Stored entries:

....

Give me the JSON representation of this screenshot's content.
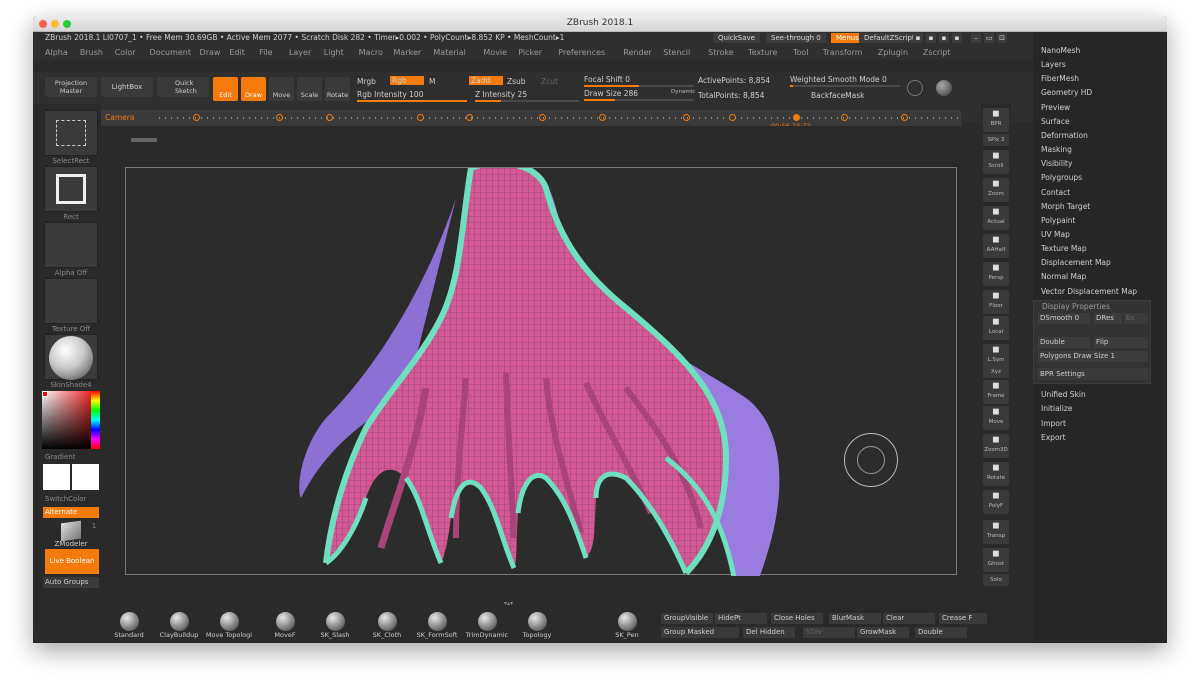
{
  "window": {
    "title": "ZBrush 2018.1"
  },
  "infobar": {
    "text": "ZBrush 2018.1 LI0707_1   • Free Mem 30.69GB • Active Mem 2077 • Scratch Disk 282 •   Timer▸0.002 • PolyCount▸8.852 KP • MeshCount▸1",
    "quicksave": "QuickSave",
    "seethrough": "See-through   0",
    "menus": "Menus",
    "script": "DefaultZScript"
  },
  "menubar": [
    "Alpha",
    "Brush",
    "Color",
    "Document",
    "Draw",
    "Edit",
    "File",
    "Layer",
    "Light",
    "Macro",
    "Marker",
    "Material",
    "Movie",
    "Picker",
    "Preferences",
    "Render",
    "Stencil",
    "Stroke",
    "Texture",
    "Tool",
    "Transform",
    "Zplugin",
    "Zscript"
  ],
  "toolbar": {
    "projection_master": "Projection Master",
    "lightbox": "LightBox",
    "quick_sketch": "Quick Sketch",
    "edit": "Edit",
    "draw": "Draw",
    "move": "Move",
    "scale": "Scale",
    "rotate": "Rotate",
    "mrgb": "Mrgb",
    "rgb": "Rgb",
    "m": "M",
    "zadd": "Zadd",
    "zsub": "Zsub",
    "zcut": "Zcut",
    "rgb_intensity": "Rgb Intensity 100",
    "z_intensity": "Z Intensity 25",
    "focal_shift": "Focal Shift 0",
    "draw_size": "Draw Size 286",
    "dynamic": "Dynamic",
    "active_points": "ActivePoints: 8,854",
    "total_points": "TotalPoints: 8,854",
    "weighted_smooth": "Weighted Smooth Mode 0",
    "backface_mask": "BackfaceMask",
    "camera": "Camera",
    "timecode": "00:56:23:72"
  },
  "leftpanel": {
    "select_rect": "SelectRect",
    "rect": "Rect",
    "alpha_off": "Alpha Off",
    "texture_off": "Texture Off",
    "material": "SkinShade4",
    "gradient": "Gradient",
    "switch_color": "SwitchColor",
    "alternate": "Alternate",
    "zmodeler": "ZModeler",
    "zmodeler_count": "1",
    "live_boolean": "Live Boolean",
    "auto_groups": "Auto Groups"
  },
  "rightshelf": [
    {
      "label": "BPR",
      "icon": "render-icon"
    },
    {
      "label": "SPix 3",
      "icon": ""
    },
    {
      "label": "Scroll",
      "icon": "hand-icon"
    },
    {
      "label": "Zoom",
      "icon": "zoom-icon"
    },
    {
      "label": "Actual",
      "icon": "actual-icon"
    },
    {
      "label": "AAHalf",
      "icon": "aahalf-icon"
    },
    {
      "label": "Persp",
      "icon": "persp-icon"
    },
    {
      "label": "Floor",
      "icon": "floor-icon"
    },
    {
      "label": "Local",
      "icon": "local-icon"
    },
    {
      "label": "L.Sym",
      "icon": "lsym-icon"
    },
    {
      "label": "Xyz",
      "icon": "xyz-icon"
    },
    {
      "label": "Frame",
      "icon": "frame-icon"
    },
    {
      "label": "Move",
      "icon": "move-icon"
    },
    {
      "label": "Zoom3D",
      "icon": "zoom3d-icon"
    },
    {
      "label": "Rotate",
      "icon": "rotate-icon"
    },
    {
      "label": "PolyF",
      "icon": "polyf-icon"
    },
    {
      "label": "Transp",
      "icon": "transp-icon"
    },
    {
      "label": "Ghost",
      "icon": "ghost-icon"
    },
    {
      "label": "Solo",
      "icon": "solo-icon"
    }
  ],
  "rightpanel": {
    "items_top": [
      "NanoMesh",
      "Layers",
      "FiberMesh",
      "Geometry HD",
      "Preview",
      "Surface",
      "Deformation",
      "Masking",
      "Visibility",
      "Polygroups",
      "Contact",
      "Morph Target",
      "Polypaint",
      "UV Map",
      "Texture Map",
      "Displacement Map",
      "Normal Map",
      "Vector Displacement Map"
    ],
    "display_properties": "Display Properties",
    "dsmooth": "DSmooth 0",
    "dres": "DRes",
    "ex": "Ex",
    "double": "Double",
    "flip": "Flip",
    "polygons_draw_size": "Polygons Draw Size 1",
    "bpr_settings": "BPR Settings",
    "items_bottom": [
      "Unified Skin",
      "Initialize",
      "Import",
      "Export"
    ]
  },
  "brushes": [
    "Standard",
    "ClayBuildup",
    "Move Topologi",
    "MoveF",
    "SK_Slash",
    "SK_Cloth",
    "SK_FormSoft",
    "TrimDynamic",
    "Topology",
    "SK_Pen"
  ],
  "bottombuttons": {
    "row1": [
      "GroupVisible",
      "HidePt",
      "Close Holes",
      "BlurMask",
      "Clear",
      "Crease F"
    ],
    "row2": [
      "Group Masked",
      "Del Hidden",
      "SDiv",
      "GrowMask",
      "Double"
    ]
  },
  "colors": {
    "accent": "#f47a0c",
    "mesh_pink": "#d35a96",
    "mesh_teal": "#6fe0bf",
    "mesh_purple": "#9a7ce0"
  }
}
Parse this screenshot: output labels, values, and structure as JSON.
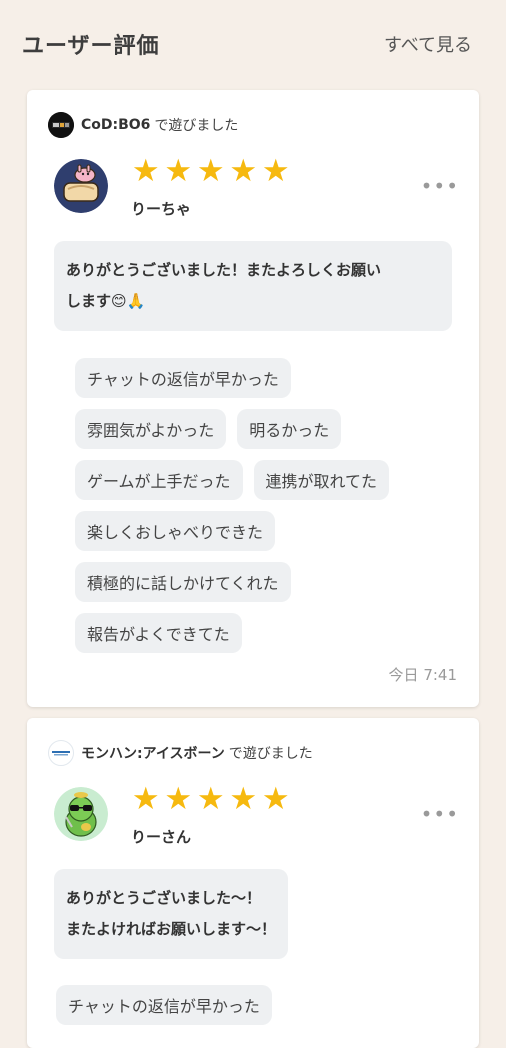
{
  "header": {
    "title": "ユーザー評価",
    "see_all": "すべて見る"
  },
  "reviews": [
    {
      "game_name": "CoD:BO6",
      "game_suffix": "で遊びました",
      "game_icon": "cod-bo6-game-icon",
      "user_name": "りーちゃ",
      "rating": 5,
      "stars": [
        "★",
        "★",
        "★",
        "★",
        "★"
      ],
      "more": "•••",
      "message_lines": [
        "ありがとうございました！またよろしくお願い",
        "します😊🙏"
      ],
      "tags": [
        [
          "チャットの返信が早かった"
        ],
        [
          "雰囲気がよかった",
          "明るかった"
        ],
        [
          "ゲームが上手だった",
          "連携が取れてた"
        ],
        [
          "楽しくおしゃべりできた"
        ],
        [
          "積極的に話しかけてくれた"
        ],
        [
          "報告がよくできてた"
        ]
      ],
      "timestamp": "今日 7:41"
    },
    {
      "game_name": "モンハン:アイスボーン",
      "game_suffix": "で遊びました",
      "game_icon": "monhun-iceborne-game-icon",
      "user_name": "りーさん",
      "rating": 5,
      "stars": [
        "★",
        "★",
        "★",
        "★",
        "★"
      ],
      "more": "•••",
      "message_lines": [
        "ありがとうございました〜！",
        "またよければお願いします〜！"
      ],
      "tags": [
        [
          "チャットの返信が早かった"
        ]
      ]
    }
  ],
  "colors": {
    "background": "#f6efe8",
    "star": "#f6b90f",
    "tag_bg": "#eef0f2"
  }
}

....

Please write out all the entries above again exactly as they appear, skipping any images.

> **Response to this exercise**
Give me the JSON representation of this screenshot's content.
{
  "window": {
    "title": "ZBrush 2018.1"
  },
  "infobar": {
    "text": "ZBrush 2018.1 LI0707_1   • Free Mem 30.69GB • Active Mem 2077 • Scratch Disk 282 •   Timer▸0.002 • PolyCount▸8.852 KP • MeshCount▸1",
    "quicksave": "QuickSave",
    "seethrough": "See-through   0",
    "menus": "Menus",
    "script": "DefaultZScript"
  },
  "menubar": [
    "Alpha",
    "Brush",
    "Color",
    "Document",
    "Draw",
    "Edit",
    "File",
    "Layer",
    "Light",
    "Macro",
    "Marker",
    "Material",
    "Movie",
    "Picker",
    "Preferences",
    "Render",
    "Stencil",
    "Stroke",
    "Texture",
    "Tool",
    "Transform",
    "Zplugin",
    "Zscript"
  ],
  "toolbar": {
    "projection_master": "Projection Master",
    "lightbox": "LightBox",
    "quick_sketch": "Quick Sketch",
    "edit": "Edit",
    "draw": "Draw",
    "move": "Move",
    "scale": "Scale",
    "rotate": "Rotate",
    "mrgb": "Mrgb",
    "rgb": "Rgb",
    "m": "M",
    "zadd": "Zadd",
    "zsub": "Zsub",
    "zcut": "Zcut",
    "rgb_intensity": "Rgb Intensity 100",
    "z_intensity": "Z Intensity 25",
    "focal_shift": "Focal Shift 0",
    "draw_size": "Draw Size 286",
    "dynamic": "Dynamic",
    "active_points": "ActivePoints: 8,854",
    "total_points": "TotalPoints: 8,854",
    "weighted_smooth": "Weighted Smooth Mode 0",
    "backface_mask": "BackfaceMask",
    "camera": "Camera",
    "timecode": "00:56:23:72"
  },
  "leftpanel": {
    "select_rect": "SelectRect",
    "rect": "Rect",
    "alpha_off": "Alpha Off",
    "texture_off": "Texture Off",
    "material": "SkinShade4",
    "gradient": "Gradient",
    "switch_color": "SwitchColor",
    "alternate": "Alternate",
    "zmodeler": "ZModeler",
    "zmodeler_count": "1",
    "live_boolean": "Live Boolean",
    "auto_groups": "Auto Groups"
  },
  "rightshelf": [
    {
      "label": "BPR",
      "icon": "render-icon"
    },
    {
      "label": "SPix 3",
      "icon": ""
    },
    {
      "label": "Scroll",
      "icon": "hand-icon"
    },
    {
      "label": "Zoom",
      "icon": "zoom-icon"
    },
    {
      "label": "Actual",
      "icon": "actual-icon"
    },
    {
      "label": "AAHalf",
      "icon": "aahalf-icon"
    },
    {
      "label": "Persp",
      "icon": "persp-icon"
    },
    {
      "label": "Floor",
      "icon": "floor-icon"
    },
    {
      "label": "Local",
      "icon": "local-icon"
    },
    {
      "label": "L.Sym",
      "icon": "lsym-icon"
    },
    {
      "label": "Xyz",
      "icon": "xyz-icon"
    },
    {
      "label": "Frame",
      "icon": "frame-icon"
    },
    {
      "label": "Move",
      "icon": "move-icon"
    },
    {
      "label": "Zoom3D",
      "icon": "zoom3d-icon"
    },
    {
      "label": "Rotate",
      "icon": "rotate-icon"
    },
    {
      "label": "PolyF",
      "icon": "polyf-icon"
    },
    {
      "label": "Transp",
      "icon": "transp-icon"
    },
    {
      "label": "Ghost",
      "icon": "ghost-icon"
    },
    {
      "label": "Solo",
      "icon": "solo-icon"
    }
  ],
  "rightpanel": {
    "items_top": [
      "NanoMesh",
      "Layers",
      "FiberMesh",
      "Geometry HD",
      "Preview",
      "Surface",
      "Deformation",
      "Masking",
      "Visibility",
      "Polygroups",
      "Contact",
      "Morph Target",
      "Polypaint",
      "UV Map",
      "Texture Map",
      "Displacement Map",
      "Normal Map",
      "Vector Displacement Map"
    ],
    "display_properties": "Display Properties",
    "dsmooth": "DSmooth 0",
    "dres": "DRes",
    "ex": "Ex",
    "double": "Double",
    "flip": "Flip",
    "polygons_draw_size": "Polygons Draw Size 1",
    "bpr_settings": "BPR Settings",
    "items_bottom": [
      "Unified Skin",
      "Initialize",
      "Import",
      "Export"
    ]
  },
  "brushes": [
    "Standard",
    "ClayBuildup",
    "Move Topologi",
    "MoveF",
    "SK_Slash",
    "SK_Cloth",
    "SK_FormSoft",
    "TrimDynamic",
    "Topology",
    "SK_Pen"
  ],
  "bottombuttons": {
    "row1": [
      "GroupVisible",
      "HidePt",
      "Close Holes",
      "BlurMask",
      "Clear",
      "Crease F"
    ],
    "row2": [
      "Group Masked",
      "Del Hidden",
      "SDiv",
      "GrowMask",
      "Double"
    ]
  },
  "colors": {
    "accent": "#f47a0c",
    "mesh_pink": "#d35a96",
    "mesh_teal": "#6fe0bf",
    "mesh_purple": "#9a7ce0"
  }
}
Parse this screenshot: output labels, values, and structure as JSON.
{
  "header": {
    "title": "ユーザー評価",
    "see_all": "すべて見る"
  },
  "reviews": [
    {
      "game_name": "CoD:BO6",
      "game_suffix": "で遊びました",
      "game_icon": "cod-bo6-game-icon",
      "user_name": "りーちゃ",
      "rating": 5,
      "stars": [
        "★",
        "★",
        "★",
        "★",
        "★"
      ],
      "more": "•••",
      "message_lines": [
        "ありがとうございました！またよろしくお願い",
        "します😊🙏"
      ],
      "tags": [
        [
          "チャットの返信が早かった"
        ],
        [
          "雰囲気がよかった",
          "明るかった"
        ],
        [
          "ゲームが上手だった",
          "連携が取れてた"
        ],
        [
          "楽しくおしゃべりできた"
        ],
        [
          "積極的に話しかけてくれた"
        ],
        [
          "報告がよくできてた"
        ]
      ],
      "timestamp": "今日 7:41"
    },
    {
      "game_name": "モンハン:アイスボーン",
      "game_suffix": "で遊びました",
      "game_icon": "monhun-iceborne-game-icon",
      "user_name": "りーさん",
      "rating": 5,
      "stars": [
        "★",
        "★",
        "★",
        "★",
        "★"
      ],
      "more": "•••",
      "message_lines": [
        "ありがとうございました〜！",
        "またよければお願いします〜！"
      ],
      "tags": [
        [
          "チャットの返信が早かった"
        ]
      ]
    }
  ],
  "colors": {
    "background": "#f6efe8",
    "star": "#f6b90f",
    "tag_bg": "#eef0f2"
  }
}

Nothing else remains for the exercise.